Every year Quit India Day is observed on August 8 to commemorate the occasion.
About Quit India Movement Day
- Every year Quit India Day is observed on August 8 to commemorate the occasion.
- This year marks the 81st anniversary of the event.
What is the Quit India Movement?
- The Quit India Movement, also known as the August Movement or Bharat Chodo Andolan, was a significant civil disobedience movement launched by Mahatma Gandhi and the Indian National Congress on August 8, 1942 at Gowalia Tank Maidan also known as August Kranti Maidan in Bombay.
- On this day, August 8th, in 1942, Gandhi gave the famous "Do or Die" speech, urging the Indian people to act decisively and nonviolently against British rule.
- While factors leading to such a movement had been building up, matters came to a head with the failure of the Cripps Mission.
- The failure of the Cripps Mission made Gandhi realise that freedom would come only if Indians fought tooth and nail for it.
- The movement aimed to demand an end to British colonial rule in India and achieve full independence.
- Mass Protests:
- The movement saw widespread protests, strikes and acts of civil disobedience across the country.
- People participated in marches, demonstrations, and various forms of nonviolent resistance.
- Women played a vital role in the Quit India Movement, displaying immense courage and leadership.

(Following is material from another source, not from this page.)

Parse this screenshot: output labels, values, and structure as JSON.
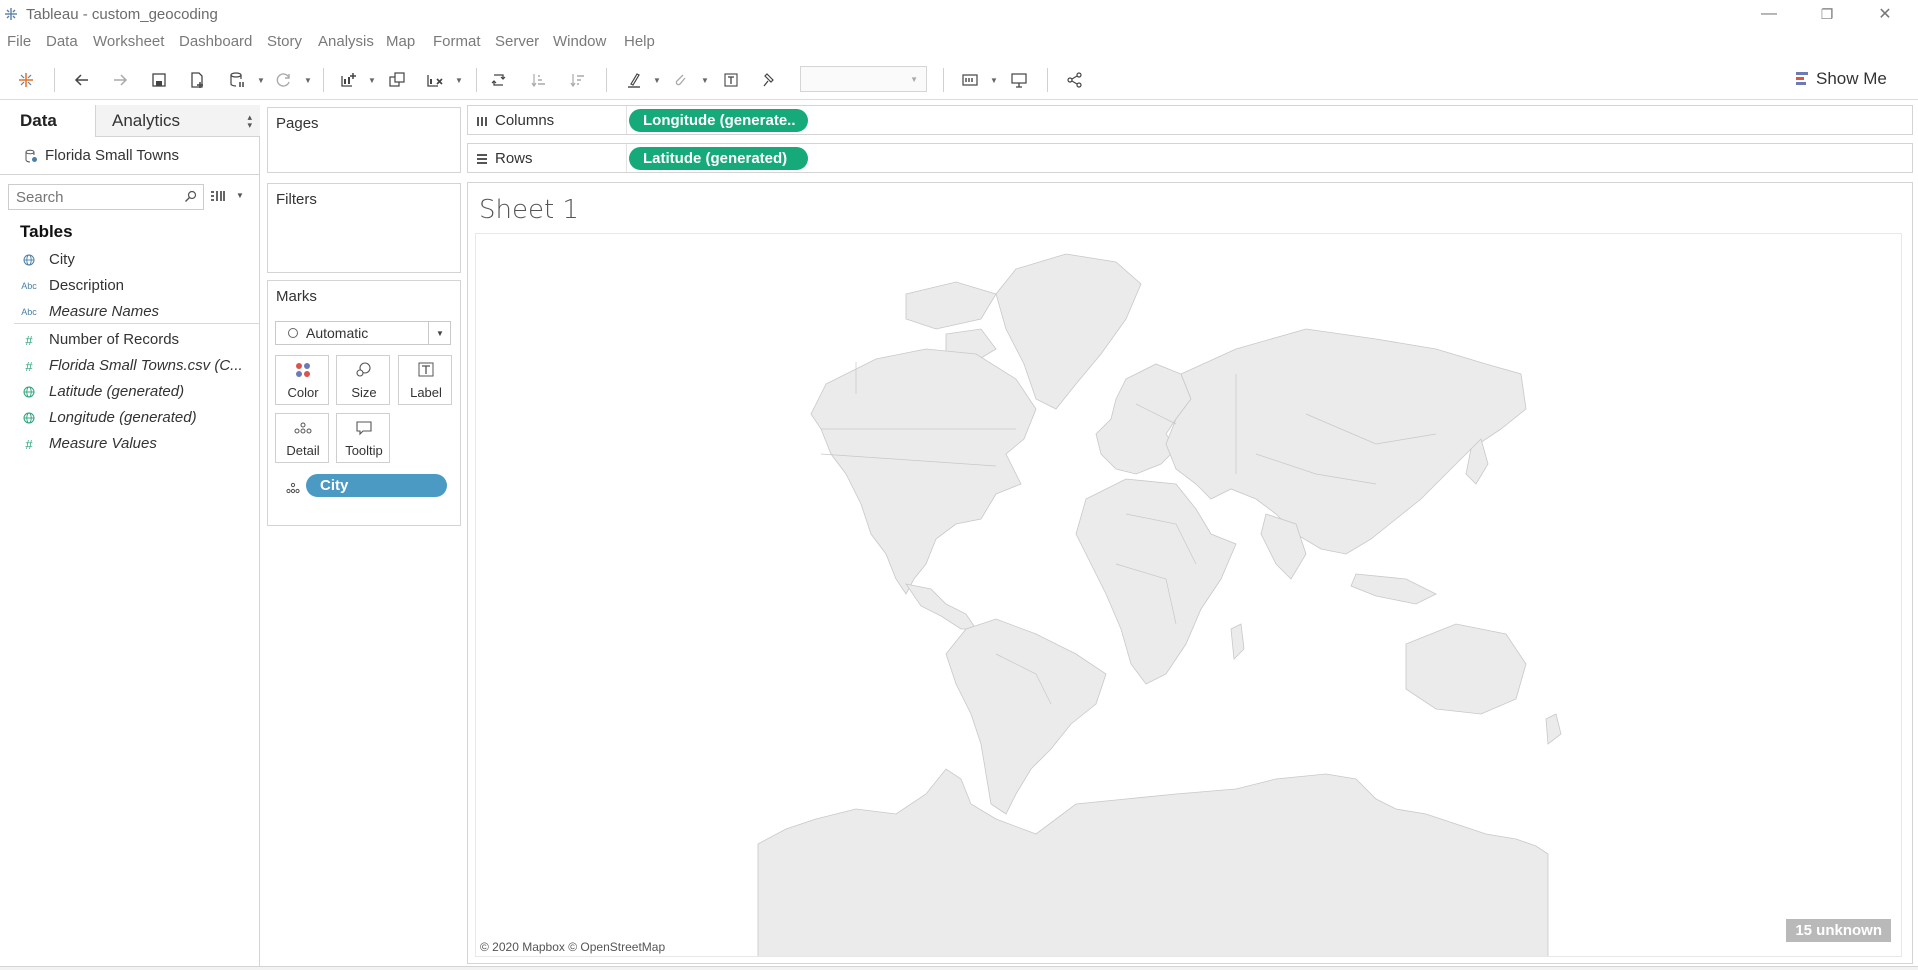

- During the movement, parallel governments were set up in Ballia (Uttar Pradesh), Satara (Maharashtra), Tamluk (West Bengal), and Talcher (Odisha).
- Numerous arrests were made following the protest. Many top leaders of Congress, including Mahatma Gandhi, Jawaharlal Nehru and Sardar Vallabhbhai Patel, were also arrested.
Q1) What is the Cripps Mission?
The Cripps Mission refers to a diplomatic initiative sent by the British government to India in March 1942, during World War II. The mission was led by Sir Stafford Cripps, a senior British politician and government minister. The primary objective of the Cripps Mission was to secure India's support for the British war effort in exchange for self-governance and political concessions.